**WHAT TO PRODUCE**
For each entry, output its words exactly and leave any picture behind.
-------- AVAILABLE RECORDS --------
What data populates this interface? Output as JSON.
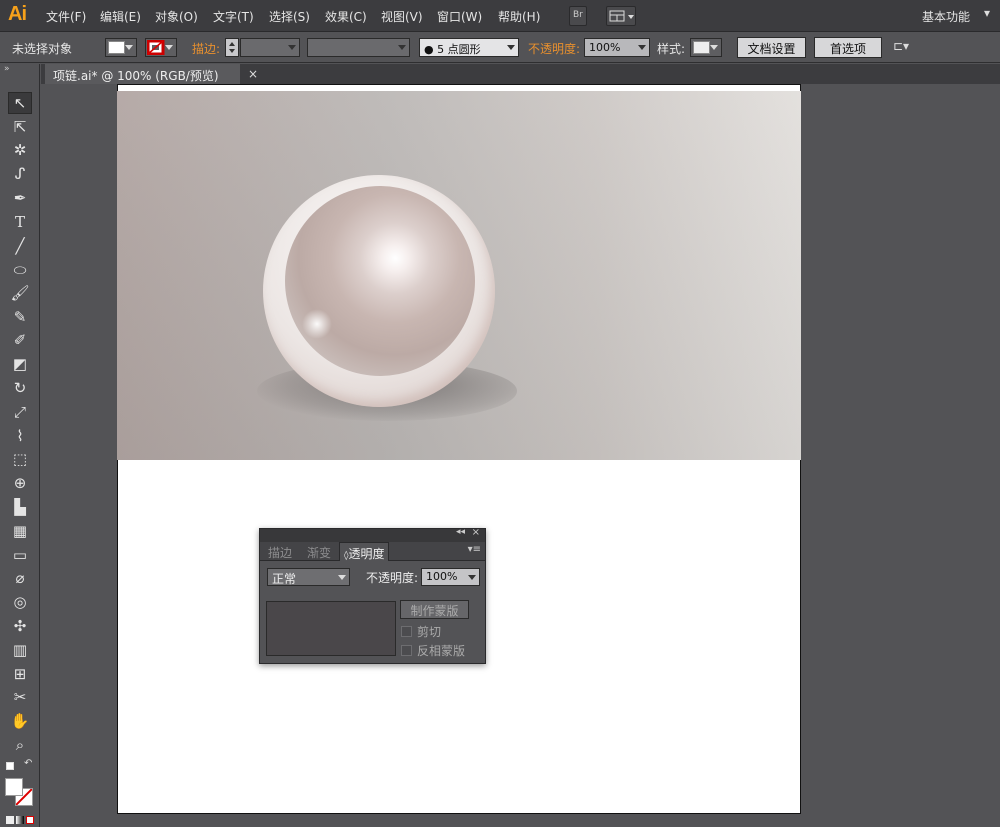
{
  "app": {
    "logo": "Ai"
  },
  "menu": [
    "文件(F)",
    "编辑(E)",
    "对象(O)",
    "文字(T)",
    "选择(S)",
    "效果(C)",
    "视图(V)",
    "窗口(W)",
    "帮助(H)"
  ],
  "bridge_label": "Br",
  "workspace_label": "基本功能",
  "control": {
    "selection_status": "未选择对象",
    "stroke_label": "描边",
    "brush_label": "5 点圆形",
    "opacity_label": "不透明度",
    "opacity_value": "100%",
    "style_label": "样式",
    "doc_setup": "文档设置",
    "preferences": "首选项"
  },
  "document": {
    "tab_title": "项链.ai* @ 100% (RGB/预览)",
    "close": "×"
  },
  "panel": {
    "tabs": [
      "描边",
      "渐变",
      "透明度"
    ],
    "blend_mode": "正常",
    "opacity_label": "不透明度",
    "opacity_value": "100%",
    "make_mask": "制作蒙版",
    "clip": "剪切",
    "invert_mask": "反相蒙版"
  },
  "colors": {
    "accent": "#e8902e",
    "menubar": "#3c3c3f",
    "panel": "#535356"
  }
}
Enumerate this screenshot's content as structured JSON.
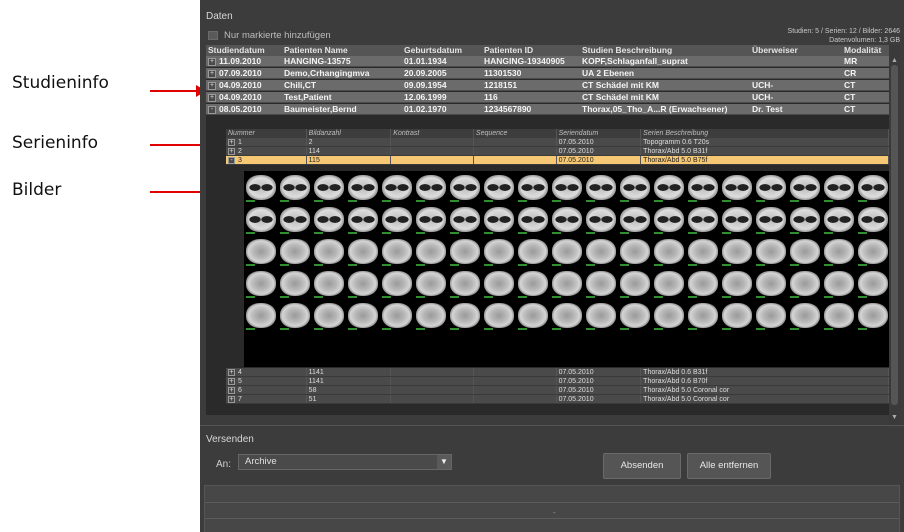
{
  "annotations": {
    "studieninfo": "Studieninfo",
    "serieninfo": "Serieninfo",
    "bilder": "Bilder"
  },
  "panel": {
    "data_title": "Daten",
    "checkbox_label": "Nur markierte hinzufügen",
    "stats_line1": "Studien: 5  /  Serien: 12  /  Bilder: 2646",
    "stats_line2": "Datenvolumen: 1,3 GB"
  },
  "study_table": {
    "headers": [
      "Studiendatum",
      "Patienten Name",
      "Geburtsdatum",
      "Patienten ID",
      "Studien Beschreibung",
      "Überweiser",
      "Modalität"
    ],
    "rows": [
      {
        "expander": "+",
        "date": "11.09.2010",
        "name": "HANGING-13575",
        "dob": "01.01.1934",
        "pid": "HANGING-19340905",
        "desc": "KOPF,Schlaganfall_suprat",
        "ref": "",
        "mod": "MR"
      },
      {
        "expander": "+",
        "date": "07.09.2010",
        "name": "Demo,Crhangingmva",
        "dob": "20.09.2005",
        "pid": "11301530",
        "desc": "UA 2 Ebenen",
        "ref": "",
        "mod": "CR"
      },
      {
        "expander": "+",
        "date": "04.09.2010",
        "name": "Chili,CT",
        "dob": "09.09.1954",
        "pid": "1218151",
        "desc": "CT Schädel mit KM",
        "ref": "UCH-",
        "mod": "CT"
      },
      {
        "expander": "+",
        "date": "04.09.2010",
        "name": "Test,Patient",
        "dob": "12.06.1999",
        "pid": "116",
        "desc": "CT Schädel mit KM",
        "ref": "UCH-",
        "mod": "CT"
      },
      {
        "expander": "-",
        "date": "08.05.2010",
        "name": "Baumeister,Bernd",
        "dob": "01.02.1970",
        "pid": "1234567890",
        "desc": "Thorax,05_Tho_A...R (Erwachsener)",
        "ref": "Dr. Test",
        "mod": "CT"
      }
    ]
  },
  "series_table": {
    "headers": [
      "Nummer",
      "Bildanzahl",
      "Kontrast",
      "Sequence",
      "Seriendatum",
      "Serien Beschreibung"
    ],
    "rows_top": [
      {
        "expander": "+",
        "num": "1",
        "count": "2",
        "contrast": "",
        "seq": "",
        "date": "07.05.2010",
        "desc": "Topogramm  0.6  T20s",
        "selected": false
      },
      {
        "expander": "+",
        "num": "2",
        "count": "114",
        "contrast": "",
        "seq": "",
        "date": "07.05.2010",
        "desc": "Thorax/Abd  5.0  B31f",
        "selected": false
      },
      {
        "expander": "-",
        "num": "3",
        "count": "115",
        "contrast": "",
        "seq": "",
        "date": "07.05.2010",
        "desc": "Thorax/Abd  5.0  B75f",
        "selected": true
      }
    ],
    "rows_bottom": [
      {
        "expander": "+",
        "num": "4",
        "count": "1141",
        "contrast": "",
        "seq": "",
        "date": "07.05.2010",
        "desc": "Thorax/Abd  0.6  B31f"
      },
      {
        "expander": "+",
        "num": "5",
        "count": "1141",
        "contrast": "",
        "seq": "",
        "date": "07.05.2010",
        "desc": "Thorax/Abd  0.6  B70f"
      },
      {
        "expander": "+",
        "num": "6",
        "count": "58",
        "contrast": "",
        "seq": "",
        "date": "07.05.2010",
        "desc": "Thorax/Abd  5.0  Coronal  cor"
      },
      {
        "expander": "+",
        "num": "7",
        "count": "51",
        "contrast": "",
        "seq": "",
        "date": "07.05.2010",
        "desc": "Thorax/Abd  5.0  Coronal  cor"
      }
    ]
  },
  "thumbnails": {
    "count": 95,
    "per_row": 19
  },
  "send": {
    "title": "Versenden",
    "to_label": "An:",
    "destination": "Archive",
    "send_button": "Absenden",
    "clear_button": "Alle entfernen",
    "footer_dot": "-"
  }
}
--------
**TASK ANSWER**
What data populates this interface? Output as JSON.
{
  "app": {
    "logo": "Ai"
  },
  "menu": [
    "文件(F)",
    "编辑(E)",
    "对象(O)",
    "文字(T)",
    "选择(S)",
    "效果(C)",
    "视图(V)",
    "窗口(W)",
    "帮助(H)"
  ],
  "bridge_label": "Br",
  "workspace_label": "基本功能",
  "control": {
    "selection_status": "未选择对象",
    "stroke_label": "描边",
    "brush_label": "5 点圆形",
    "opacity_label": "不透明度",
    "opacity_value": "100%",
    "style_label": "样式",
    "doc_setup": "文档设置",
    "preferences": "首选项"
  },
  "document": {
    "tab_title": "项链.ai* @ 100% (RGB/预览)",
    "close": "×"
  },
  "panel": {
    "tabs": [
      "描边",
      "渐变",
      "透明度"
    ],
    "blend_mode": "正常",
    "opacity_label": "不透明度",
    "opacity_value": "100%",
    "make_mask": "制作蒙版",
    "clip": "剪切",
    "invert_mask": "反相蒙版"
  },
  "colors": {
    "accent": "#e8902e",
    "menubar": "#3c3c3f",
    "panel": "#535356"
  }
}
Enumerate this screenshot's content as structured JSON.
{
  "annotations": {
    "studieninfo": "Studieninfo",
    "serieninfo": "Serieninfo",
    "bilder": "Bilder"
  },
  "panel": {
    "data_title": "Daten",
    "checkbox_label": "Nur markierte hinzufügen",
    "stats_line1": "Studien: 5  /  Serien: 12  /  Bilder: 2646",
    "stats_line2": "Datenvolumen: 1,3 GB"
  },
  "study_table": {
    "headers": [
      "Studiendatum",
      "Patienten Name",
      "Geburtsdatum",
      "Patienten ID",
      "Studien Beschreibung",
      "Überweiser",
      "Modalität"
    ],
    "rows": [
      {
        "expander": "+",
        "date": "11.09.2010",
        "name": "HANGING-13575",
        "dob": "01.01.1934",
        "pid": "HANGING-19340905",
        "desc": "KOPF,Schlaganfall_suprat",
        "ref": "",
        "mod": "MR"
      },
      {
        "expander": "+",
        "date": "07.09.2010",
        "name": "Demo,Crhangingmva",
        "dob": "20.09.2005",
        "pid": "11301530",
        "desc": "UA 2 Ebenen",
        "ref": "",
        "mod": "CR"
      },
      {
        "expander": "+",
        "date": "04.09.2010",
        "name": "Chili,CT",
        "dob": "09.09.1954",
        "pid": "1218151",
        "desc": "CT Schädel mit KM",
        "ref": "UCH-",
        "mod": "CT"
      },
      {
        "expander": "+",
        "date": "04.09.2010",
        "name": "Test,Patient",
        "dob": "12.06.1999",
        "pid": "116",
        "desc": "CT Schädel mit KM",
        "ref": "UCH-",
        "mod": "CT"
      },
      {
        "expander": "-",
        "date": "08.05.2010",
        "name": "Baumeister,Bernd",
        "dob": "01.02.1970",
        "pid": "1234567890",
        "desc": "Thorax,05_Tho_A...R (Erwachsener)",
        "ref": "Dr. Test",
        "mod": "CT"
      }
    ]
  },
  "series_table": {
    "headers": [
      "Nummer",
      "Bildanzahl",
      "Kontrast",
      "Sequence",
      "Seriendatum",
      "Serien Beschreibung"
    ],
    "rows_top": [
      {
        "expander": "+",
        "num": "1",
        "count": "2",
        "contrast": "",
        "seq": "",
        "date": "07.05.2010",
        "desc": "Topogramm  0.6  T20s",
        "selected": false
      },
      {
        "expander": "+",
        "num": "2",
        "count": "114",
        "contrast": "",
        "seq": "",
        "date": "07.05.2010",
        "desc": "Thorax/Abd  5.0  B31f",
        "selected": false
      },
      {
        "expander": "-",
        "num": "3",
        "count": "115",
        "contrast": "",
        "seq": "",
        "date": "07.05.2010",
        "desc": "Thorax/Abd  5.0  B75f",
        "selected": true
      }
    ],
    "rows_bottom": [
      {
        "expander": "+",
        "num": "4",
        "count": "1141",
        "contrast": "",
        "seq": "",
        "date": "07.05.2010",
        "desc": "Thorax/Abd  0.6  B31f"
      },
      {
        "expander": "+",
        "num": "5",
        "count": "1141",
        "contrast": "",
        "seq": "",
        "date": "07.05.2010",
        "desc": "Thorax/Abd  0.6  B70f"
      },
      {
        "expander": "+",
        "num": "6",
        "count": "58",
        "contrast": "",
        "seq": "",
        "date": "07.05.2010",
        "desc": "Thorax/Abd  5.0  Coronal  cor"
      },
      {
        "expander": "+",
        "num": "7",
        "count": "51",
        "contrast": "",
        "seq": "",
        "date": "07.05.2010",
        "desc": "Thorax/Abd  5.0  Coronal  cor"
      }
    ]
  },
  "thumbnails": {
    "count": 95,
    "per_row": 19
  },
  "send": {
    "title": "Versenden",
    "to_label": "An:",
    "destination": "Archive",
    "send_button": "Absenden",
    "clear_button": "Alle entfernen",
    "footer_dot": "-"
  }
}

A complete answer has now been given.